▶ **The task**: The required result is one figure, the count of lines below with the string "class" in them.

------ Supplied data ------

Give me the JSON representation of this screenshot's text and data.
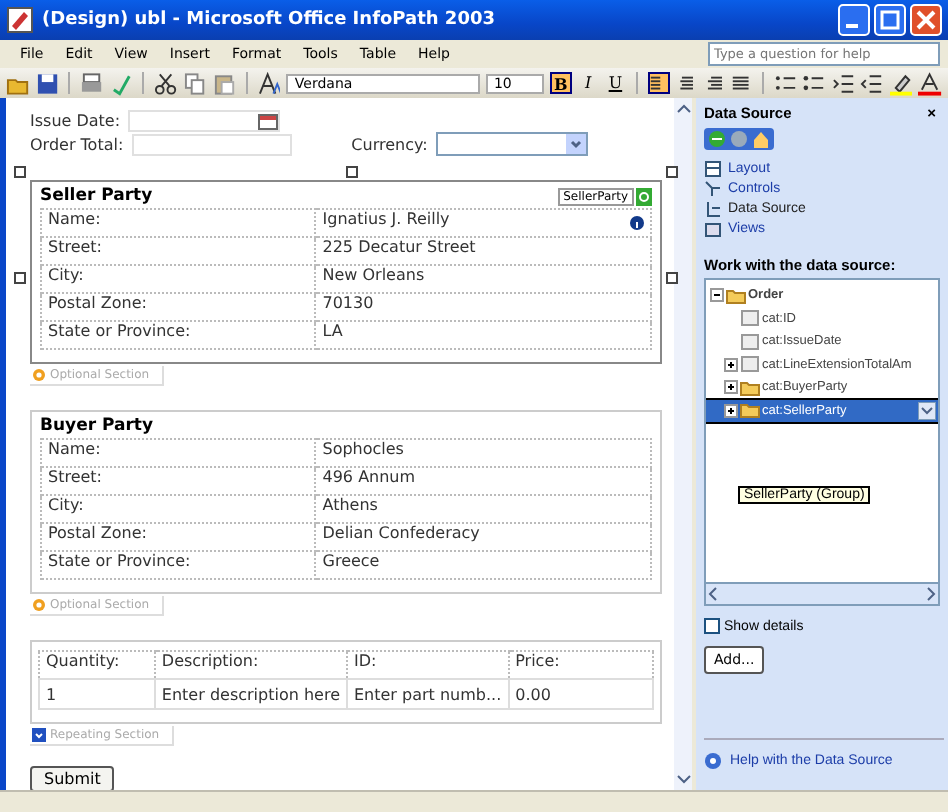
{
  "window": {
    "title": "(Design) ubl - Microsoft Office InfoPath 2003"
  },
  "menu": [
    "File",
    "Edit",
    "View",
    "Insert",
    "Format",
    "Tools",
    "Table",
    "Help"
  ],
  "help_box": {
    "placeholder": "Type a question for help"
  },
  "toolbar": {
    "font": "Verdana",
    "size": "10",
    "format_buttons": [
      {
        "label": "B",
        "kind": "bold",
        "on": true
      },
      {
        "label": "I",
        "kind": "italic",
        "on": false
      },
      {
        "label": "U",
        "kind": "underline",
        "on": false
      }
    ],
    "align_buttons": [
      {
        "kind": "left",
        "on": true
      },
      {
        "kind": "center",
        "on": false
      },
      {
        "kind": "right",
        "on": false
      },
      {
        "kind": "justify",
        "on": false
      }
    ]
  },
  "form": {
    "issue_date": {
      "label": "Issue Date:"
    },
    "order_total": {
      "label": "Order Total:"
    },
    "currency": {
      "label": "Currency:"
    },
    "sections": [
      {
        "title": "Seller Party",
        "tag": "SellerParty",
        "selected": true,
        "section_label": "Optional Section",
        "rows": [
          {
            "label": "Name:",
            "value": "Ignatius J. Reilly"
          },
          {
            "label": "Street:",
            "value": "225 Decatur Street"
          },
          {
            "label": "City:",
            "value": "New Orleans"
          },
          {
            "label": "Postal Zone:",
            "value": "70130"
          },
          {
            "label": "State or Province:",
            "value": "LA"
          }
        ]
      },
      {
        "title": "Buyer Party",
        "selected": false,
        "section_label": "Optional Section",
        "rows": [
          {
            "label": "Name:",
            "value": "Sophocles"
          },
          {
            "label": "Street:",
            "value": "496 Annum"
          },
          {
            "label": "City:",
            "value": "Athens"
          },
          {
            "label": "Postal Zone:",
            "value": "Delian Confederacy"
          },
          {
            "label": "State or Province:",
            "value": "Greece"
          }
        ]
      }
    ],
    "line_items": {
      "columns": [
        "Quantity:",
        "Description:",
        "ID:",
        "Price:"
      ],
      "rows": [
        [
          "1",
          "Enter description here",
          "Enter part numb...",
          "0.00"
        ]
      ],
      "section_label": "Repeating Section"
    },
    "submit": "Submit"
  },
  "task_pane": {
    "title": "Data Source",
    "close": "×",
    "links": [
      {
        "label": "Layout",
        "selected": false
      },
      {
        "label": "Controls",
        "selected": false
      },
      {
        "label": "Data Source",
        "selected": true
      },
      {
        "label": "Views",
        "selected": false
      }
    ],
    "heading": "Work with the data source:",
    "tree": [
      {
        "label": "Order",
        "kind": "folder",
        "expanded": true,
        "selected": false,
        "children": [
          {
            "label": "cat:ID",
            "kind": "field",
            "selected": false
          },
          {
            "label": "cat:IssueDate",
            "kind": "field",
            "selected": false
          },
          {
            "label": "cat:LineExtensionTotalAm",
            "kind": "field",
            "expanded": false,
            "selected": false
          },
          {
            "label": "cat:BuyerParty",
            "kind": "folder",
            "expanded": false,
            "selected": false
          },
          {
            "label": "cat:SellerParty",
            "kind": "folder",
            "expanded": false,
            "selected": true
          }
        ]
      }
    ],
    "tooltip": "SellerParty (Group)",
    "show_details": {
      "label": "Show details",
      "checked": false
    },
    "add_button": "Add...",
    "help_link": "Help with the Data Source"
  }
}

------
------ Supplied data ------

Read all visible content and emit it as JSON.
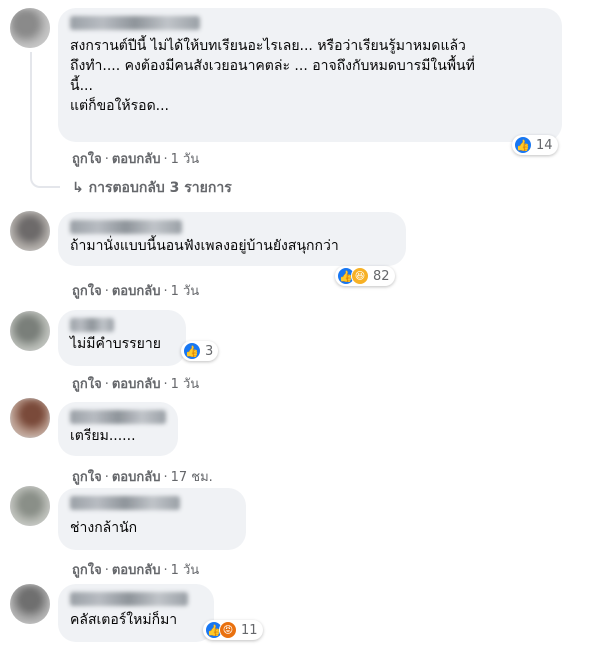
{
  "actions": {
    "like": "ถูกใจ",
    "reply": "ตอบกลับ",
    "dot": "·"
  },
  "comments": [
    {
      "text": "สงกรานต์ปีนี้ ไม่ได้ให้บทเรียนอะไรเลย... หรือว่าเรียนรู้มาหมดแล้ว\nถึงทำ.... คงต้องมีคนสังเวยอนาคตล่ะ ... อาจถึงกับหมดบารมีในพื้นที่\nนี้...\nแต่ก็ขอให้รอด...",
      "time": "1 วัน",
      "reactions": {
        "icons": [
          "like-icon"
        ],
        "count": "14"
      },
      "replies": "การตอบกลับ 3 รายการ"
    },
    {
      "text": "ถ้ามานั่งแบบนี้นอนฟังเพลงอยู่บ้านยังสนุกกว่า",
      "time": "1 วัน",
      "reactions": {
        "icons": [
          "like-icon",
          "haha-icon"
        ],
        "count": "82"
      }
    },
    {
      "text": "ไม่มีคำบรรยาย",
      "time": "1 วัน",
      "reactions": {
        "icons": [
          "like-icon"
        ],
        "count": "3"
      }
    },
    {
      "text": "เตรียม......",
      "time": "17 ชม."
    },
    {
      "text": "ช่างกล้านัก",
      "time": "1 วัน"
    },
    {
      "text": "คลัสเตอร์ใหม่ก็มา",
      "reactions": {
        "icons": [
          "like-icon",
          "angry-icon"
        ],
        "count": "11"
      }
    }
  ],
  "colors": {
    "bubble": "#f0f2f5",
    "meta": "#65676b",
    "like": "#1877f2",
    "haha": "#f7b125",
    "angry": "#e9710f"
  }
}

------
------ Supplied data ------

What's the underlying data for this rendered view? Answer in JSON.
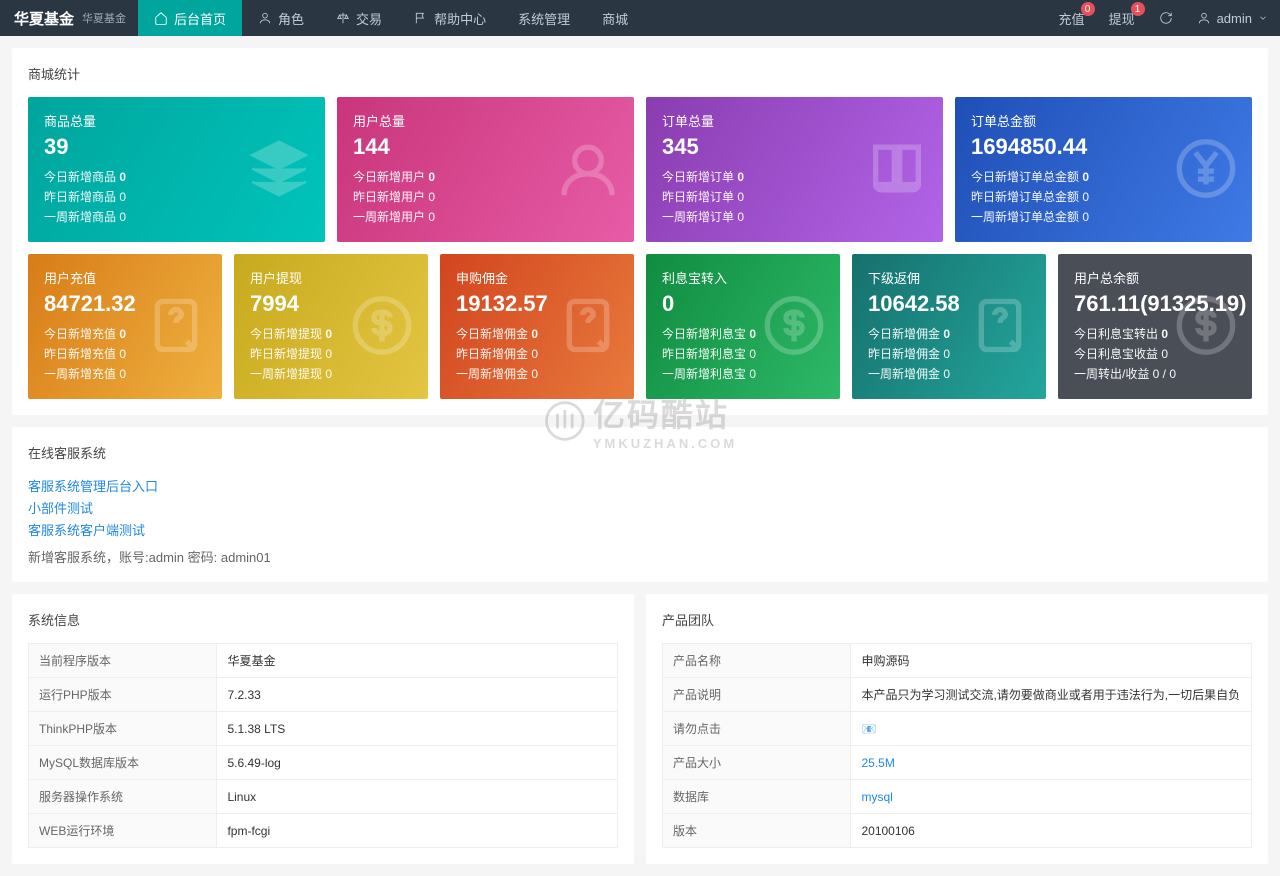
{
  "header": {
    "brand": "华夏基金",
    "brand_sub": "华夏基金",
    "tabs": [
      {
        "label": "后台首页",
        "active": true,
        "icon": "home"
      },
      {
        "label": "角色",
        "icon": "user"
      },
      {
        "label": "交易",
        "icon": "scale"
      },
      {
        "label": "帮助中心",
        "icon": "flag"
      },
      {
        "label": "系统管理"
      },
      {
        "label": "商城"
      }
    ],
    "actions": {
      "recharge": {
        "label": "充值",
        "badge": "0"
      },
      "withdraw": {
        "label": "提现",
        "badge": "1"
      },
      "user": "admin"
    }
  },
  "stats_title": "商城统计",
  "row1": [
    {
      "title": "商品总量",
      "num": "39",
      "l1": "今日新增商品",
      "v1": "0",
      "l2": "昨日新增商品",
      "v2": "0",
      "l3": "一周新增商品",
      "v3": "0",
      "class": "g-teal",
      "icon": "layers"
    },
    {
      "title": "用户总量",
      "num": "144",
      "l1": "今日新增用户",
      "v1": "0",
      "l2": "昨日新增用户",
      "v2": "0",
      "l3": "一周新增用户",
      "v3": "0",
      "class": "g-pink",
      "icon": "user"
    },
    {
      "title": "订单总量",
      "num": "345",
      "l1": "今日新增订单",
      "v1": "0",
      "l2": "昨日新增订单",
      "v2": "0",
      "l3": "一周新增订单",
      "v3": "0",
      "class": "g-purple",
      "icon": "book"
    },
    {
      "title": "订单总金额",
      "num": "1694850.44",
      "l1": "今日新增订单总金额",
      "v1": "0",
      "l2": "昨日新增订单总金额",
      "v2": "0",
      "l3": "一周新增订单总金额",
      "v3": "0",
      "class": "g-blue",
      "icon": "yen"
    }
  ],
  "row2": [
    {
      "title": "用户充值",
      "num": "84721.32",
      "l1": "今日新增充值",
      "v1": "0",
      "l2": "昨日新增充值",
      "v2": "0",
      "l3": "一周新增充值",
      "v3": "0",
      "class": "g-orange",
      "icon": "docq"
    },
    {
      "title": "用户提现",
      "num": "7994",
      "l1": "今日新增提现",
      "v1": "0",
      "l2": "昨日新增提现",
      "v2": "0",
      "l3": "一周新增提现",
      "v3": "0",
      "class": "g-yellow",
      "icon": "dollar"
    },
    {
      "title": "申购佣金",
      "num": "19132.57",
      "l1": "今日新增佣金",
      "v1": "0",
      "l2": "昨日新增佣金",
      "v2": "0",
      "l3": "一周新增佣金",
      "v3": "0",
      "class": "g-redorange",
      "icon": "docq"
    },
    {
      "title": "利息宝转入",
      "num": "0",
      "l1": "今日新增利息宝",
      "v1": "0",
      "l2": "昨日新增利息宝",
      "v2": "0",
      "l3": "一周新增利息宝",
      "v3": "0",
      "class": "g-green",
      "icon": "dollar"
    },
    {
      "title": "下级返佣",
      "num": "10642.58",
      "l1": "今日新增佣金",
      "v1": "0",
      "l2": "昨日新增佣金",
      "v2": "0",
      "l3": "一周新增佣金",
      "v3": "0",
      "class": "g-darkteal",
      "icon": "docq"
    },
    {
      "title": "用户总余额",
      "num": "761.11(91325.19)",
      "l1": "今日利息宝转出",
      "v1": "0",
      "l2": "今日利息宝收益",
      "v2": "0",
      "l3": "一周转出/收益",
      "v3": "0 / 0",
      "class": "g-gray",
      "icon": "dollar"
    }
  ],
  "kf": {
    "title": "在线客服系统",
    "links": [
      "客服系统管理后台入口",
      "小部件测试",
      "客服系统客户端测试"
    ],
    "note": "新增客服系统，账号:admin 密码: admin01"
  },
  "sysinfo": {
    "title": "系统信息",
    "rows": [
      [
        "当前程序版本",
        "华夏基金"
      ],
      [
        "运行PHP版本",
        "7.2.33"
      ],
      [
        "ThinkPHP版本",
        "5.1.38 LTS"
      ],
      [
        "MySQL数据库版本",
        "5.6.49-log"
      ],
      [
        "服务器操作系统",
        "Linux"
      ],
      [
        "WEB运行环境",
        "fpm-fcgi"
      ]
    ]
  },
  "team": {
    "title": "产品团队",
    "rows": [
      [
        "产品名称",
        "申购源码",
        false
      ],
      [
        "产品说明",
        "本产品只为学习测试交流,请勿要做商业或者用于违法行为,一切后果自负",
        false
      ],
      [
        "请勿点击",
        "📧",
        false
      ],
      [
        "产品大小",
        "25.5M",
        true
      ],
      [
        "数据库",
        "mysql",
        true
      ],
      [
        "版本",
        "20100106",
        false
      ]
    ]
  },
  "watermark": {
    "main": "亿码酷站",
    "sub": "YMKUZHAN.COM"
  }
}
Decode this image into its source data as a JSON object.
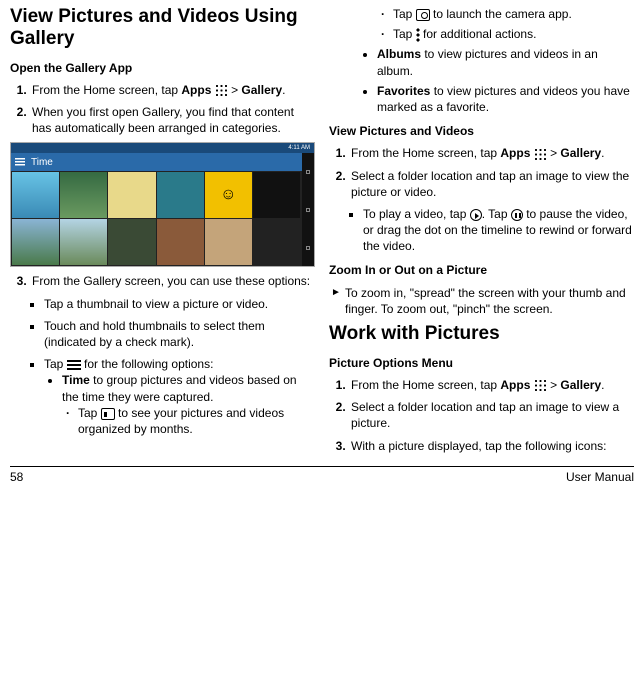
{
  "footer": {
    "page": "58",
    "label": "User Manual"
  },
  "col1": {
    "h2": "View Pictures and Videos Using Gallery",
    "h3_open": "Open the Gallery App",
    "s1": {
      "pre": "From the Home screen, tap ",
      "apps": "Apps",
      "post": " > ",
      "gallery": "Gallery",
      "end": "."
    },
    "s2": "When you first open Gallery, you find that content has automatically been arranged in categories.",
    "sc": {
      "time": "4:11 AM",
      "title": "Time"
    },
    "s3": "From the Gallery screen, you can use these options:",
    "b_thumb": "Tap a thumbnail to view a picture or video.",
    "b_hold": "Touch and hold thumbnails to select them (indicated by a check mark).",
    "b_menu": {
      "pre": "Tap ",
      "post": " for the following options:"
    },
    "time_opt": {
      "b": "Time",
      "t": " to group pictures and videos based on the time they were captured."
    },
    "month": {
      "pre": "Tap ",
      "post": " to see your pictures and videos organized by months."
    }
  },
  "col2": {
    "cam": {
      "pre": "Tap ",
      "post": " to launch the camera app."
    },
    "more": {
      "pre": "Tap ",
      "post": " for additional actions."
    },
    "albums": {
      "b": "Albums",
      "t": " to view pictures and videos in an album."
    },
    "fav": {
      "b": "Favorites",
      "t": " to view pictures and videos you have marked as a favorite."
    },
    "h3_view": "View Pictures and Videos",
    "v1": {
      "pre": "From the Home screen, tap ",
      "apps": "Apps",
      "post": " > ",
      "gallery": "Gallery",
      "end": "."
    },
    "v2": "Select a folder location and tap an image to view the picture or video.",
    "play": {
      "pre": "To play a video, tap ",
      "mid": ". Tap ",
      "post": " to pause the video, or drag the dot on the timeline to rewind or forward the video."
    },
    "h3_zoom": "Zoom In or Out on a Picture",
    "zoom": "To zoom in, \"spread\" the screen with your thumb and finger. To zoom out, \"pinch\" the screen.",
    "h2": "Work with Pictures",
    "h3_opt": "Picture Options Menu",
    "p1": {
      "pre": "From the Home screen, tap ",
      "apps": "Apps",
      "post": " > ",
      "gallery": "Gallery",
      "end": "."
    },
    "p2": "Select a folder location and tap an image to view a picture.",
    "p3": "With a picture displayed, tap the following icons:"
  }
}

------

▶ **Solution**: 10